DATA FOR THE TASK:
::::::::::

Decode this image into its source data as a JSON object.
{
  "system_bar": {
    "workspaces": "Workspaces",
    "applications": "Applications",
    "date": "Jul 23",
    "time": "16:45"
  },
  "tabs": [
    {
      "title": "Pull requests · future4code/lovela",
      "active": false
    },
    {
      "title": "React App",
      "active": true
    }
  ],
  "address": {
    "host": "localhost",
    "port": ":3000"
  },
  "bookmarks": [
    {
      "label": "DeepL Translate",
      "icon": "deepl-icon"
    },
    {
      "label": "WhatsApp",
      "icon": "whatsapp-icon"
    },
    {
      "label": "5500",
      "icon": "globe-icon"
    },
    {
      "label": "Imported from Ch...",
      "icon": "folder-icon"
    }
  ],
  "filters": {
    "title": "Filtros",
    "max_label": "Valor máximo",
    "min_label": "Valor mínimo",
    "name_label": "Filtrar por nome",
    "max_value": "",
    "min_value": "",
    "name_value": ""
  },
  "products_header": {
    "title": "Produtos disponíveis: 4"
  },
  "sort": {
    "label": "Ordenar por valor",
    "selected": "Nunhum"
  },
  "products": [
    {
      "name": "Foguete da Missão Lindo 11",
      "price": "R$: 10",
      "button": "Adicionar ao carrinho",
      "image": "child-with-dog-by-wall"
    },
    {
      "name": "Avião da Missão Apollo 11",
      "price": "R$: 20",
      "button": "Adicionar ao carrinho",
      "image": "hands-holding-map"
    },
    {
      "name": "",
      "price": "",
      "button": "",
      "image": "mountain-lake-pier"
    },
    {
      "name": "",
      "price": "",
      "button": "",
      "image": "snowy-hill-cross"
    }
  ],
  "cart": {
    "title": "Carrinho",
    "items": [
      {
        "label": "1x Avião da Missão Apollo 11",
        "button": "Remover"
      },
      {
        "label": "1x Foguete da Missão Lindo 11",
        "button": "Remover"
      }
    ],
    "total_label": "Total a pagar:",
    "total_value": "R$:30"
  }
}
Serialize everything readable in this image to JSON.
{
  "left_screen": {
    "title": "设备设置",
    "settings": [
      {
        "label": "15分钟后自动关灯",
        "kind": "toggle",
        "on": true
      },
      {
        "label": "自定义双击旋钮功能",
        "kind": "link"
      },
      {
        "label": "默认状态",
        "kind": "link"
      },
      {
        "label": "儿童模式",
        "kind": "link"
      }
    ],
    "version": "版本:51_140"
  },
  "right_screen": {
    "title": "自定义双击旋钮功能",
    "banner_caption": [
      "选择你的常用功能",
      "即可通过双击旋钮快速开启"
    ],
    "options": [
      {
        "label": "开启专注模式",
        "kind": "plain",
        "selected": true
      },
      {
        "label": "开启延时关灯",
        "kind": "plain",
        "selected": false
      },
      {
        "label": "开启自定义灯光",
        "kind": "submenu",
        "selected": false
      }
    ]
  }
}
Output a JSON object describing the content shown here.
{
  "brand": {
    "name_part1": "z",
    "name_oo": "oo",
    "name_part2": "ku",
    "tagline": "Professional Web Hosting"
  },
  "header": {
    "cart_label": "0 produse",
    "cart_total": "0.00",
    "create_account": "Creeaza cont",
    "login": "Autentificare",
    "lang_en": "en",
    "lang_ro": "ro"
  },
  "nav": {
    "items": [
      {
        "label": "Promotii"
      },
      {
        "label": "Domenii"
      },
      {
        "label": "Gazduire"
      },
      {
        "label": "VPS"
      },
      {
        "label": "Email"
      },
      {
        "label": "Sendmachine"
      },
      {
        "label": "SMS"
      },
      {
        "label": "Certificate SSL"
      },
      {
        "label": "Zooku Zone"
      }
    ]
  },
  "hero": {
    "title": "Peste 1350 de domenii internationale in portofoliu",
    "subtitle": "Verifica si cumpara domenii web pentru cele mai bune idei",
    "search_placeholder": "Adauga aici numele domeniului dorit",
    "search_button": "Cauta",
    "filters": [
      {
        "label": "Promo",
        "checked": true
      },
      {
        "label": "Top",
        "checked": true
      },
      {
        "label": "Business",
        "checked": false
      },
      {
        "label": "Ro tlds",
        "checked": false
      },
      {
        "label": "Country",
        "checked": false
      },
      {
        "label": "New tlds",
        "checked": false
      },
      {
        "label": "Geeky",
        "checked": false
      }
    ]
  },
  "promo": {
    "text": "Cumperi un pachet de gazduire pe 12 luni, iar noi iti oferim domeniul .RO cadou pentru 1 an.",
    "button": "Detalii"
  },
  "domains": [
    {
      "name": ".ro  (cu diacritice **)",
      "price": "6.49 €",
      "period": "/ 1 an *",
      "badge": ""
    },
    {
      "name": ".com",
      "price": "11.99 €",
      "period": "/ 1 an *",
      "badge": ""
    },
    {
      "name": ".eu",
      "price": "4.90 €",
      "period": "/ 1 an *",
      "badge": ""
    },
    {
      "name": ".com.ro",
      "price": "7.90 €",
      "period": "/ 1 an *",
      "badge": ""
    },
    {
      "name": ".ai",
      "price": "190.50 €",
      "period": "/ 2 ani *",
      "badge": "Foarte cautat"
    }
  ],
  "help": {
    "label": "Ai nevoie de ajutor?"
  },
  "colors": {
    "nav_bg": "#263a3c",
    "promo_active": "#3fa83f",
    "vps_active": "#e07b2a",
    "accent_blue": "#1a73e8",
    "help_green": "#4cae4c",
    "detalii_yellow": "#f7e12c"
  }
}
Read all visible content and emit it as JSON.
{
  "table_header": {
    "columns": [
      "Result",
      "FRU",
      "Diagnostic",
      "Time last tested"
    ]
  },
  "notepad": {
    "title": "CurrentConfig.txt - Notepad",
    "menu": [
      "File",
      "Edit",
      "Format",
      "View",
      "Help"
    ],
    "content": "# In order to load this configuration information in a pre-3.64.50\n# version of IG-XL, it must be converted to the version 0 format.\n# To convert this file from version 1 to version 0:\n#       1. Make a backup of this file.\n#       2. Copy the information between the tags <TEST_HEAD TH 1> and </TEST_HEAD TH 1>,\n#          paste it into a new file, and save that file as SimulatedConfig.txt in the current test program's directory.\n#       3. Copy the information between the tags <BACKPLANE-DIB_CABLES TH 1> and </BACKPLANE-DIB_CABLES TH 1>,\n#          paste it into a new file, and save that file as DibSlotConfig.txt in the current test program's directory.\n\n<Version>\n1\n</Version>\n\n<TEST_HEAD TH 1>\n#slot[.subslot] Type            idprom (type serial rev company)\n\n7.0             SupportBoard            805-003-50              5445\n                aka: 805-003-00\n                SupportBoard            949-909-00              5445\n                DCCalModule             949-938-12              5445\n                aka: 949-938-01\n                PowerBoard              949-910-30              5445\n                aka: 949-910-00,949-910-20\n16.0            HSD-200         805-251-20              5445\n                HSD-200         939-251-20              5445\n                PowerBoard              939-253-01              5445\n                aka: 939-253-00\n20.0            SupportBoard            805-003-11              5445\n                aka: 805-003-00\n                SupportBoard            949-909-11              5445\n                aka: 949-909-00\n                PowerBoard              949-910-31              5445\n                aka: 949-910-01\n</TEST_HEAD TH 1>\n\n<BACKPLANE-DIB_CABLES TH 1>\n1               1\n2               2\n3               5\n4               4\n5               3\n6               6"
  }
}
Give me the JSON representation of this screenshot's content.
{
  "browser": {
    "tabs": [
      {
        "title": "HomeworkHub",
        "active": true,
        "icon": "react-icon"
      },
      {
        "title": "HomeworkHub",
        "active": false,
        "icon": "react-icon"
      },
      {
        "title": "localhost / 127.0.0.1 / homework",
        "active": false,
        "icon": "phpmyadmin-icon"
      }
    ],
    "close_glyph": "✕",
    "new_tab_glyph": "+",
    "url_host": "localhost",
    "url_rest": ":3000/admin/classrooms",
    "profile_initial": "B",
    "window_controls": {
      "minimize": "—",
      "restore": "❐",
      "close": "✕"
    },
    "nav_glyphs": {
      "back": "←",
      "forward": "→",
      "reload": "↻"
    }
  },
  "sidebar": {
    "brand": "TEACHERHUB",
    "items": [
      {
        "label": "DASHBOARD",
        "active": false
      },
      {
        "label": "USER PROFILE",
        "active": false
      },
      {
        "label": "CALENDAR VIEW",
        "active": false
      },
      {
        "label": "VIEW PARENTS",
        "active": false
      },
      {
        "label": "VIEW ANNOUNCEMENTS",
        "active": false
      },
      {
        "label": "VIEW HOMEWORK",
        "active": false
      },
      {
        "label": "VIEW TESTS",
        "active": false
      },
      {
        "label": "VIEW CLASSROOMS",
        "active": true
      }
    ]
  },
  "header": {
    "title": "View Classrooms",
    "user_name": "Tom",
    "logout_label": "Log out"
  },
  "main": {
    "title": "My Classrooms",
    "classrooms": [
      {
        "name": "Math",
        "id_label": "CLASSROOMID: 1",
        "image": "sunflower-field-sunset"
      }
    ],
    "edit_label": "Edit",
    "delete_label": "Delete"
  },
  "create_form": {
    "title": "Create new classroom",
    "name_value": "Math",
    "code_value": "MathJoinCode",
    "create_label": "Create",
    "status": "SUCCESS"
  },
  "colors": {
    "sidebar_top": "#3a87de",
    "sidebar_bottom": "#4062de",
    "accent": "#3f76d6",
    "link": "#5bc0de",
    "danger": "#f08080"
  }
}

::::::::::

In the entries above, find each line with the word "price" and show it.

      "price": "R$: 10",
      "price": "R$: 20",
      "price": "",
      "price": "",
      "price": "6.49 €",
      "price": "11.99 €",
      "price": "4.90 €",
      "price": "7.90 €",
      "price": "190.50 €",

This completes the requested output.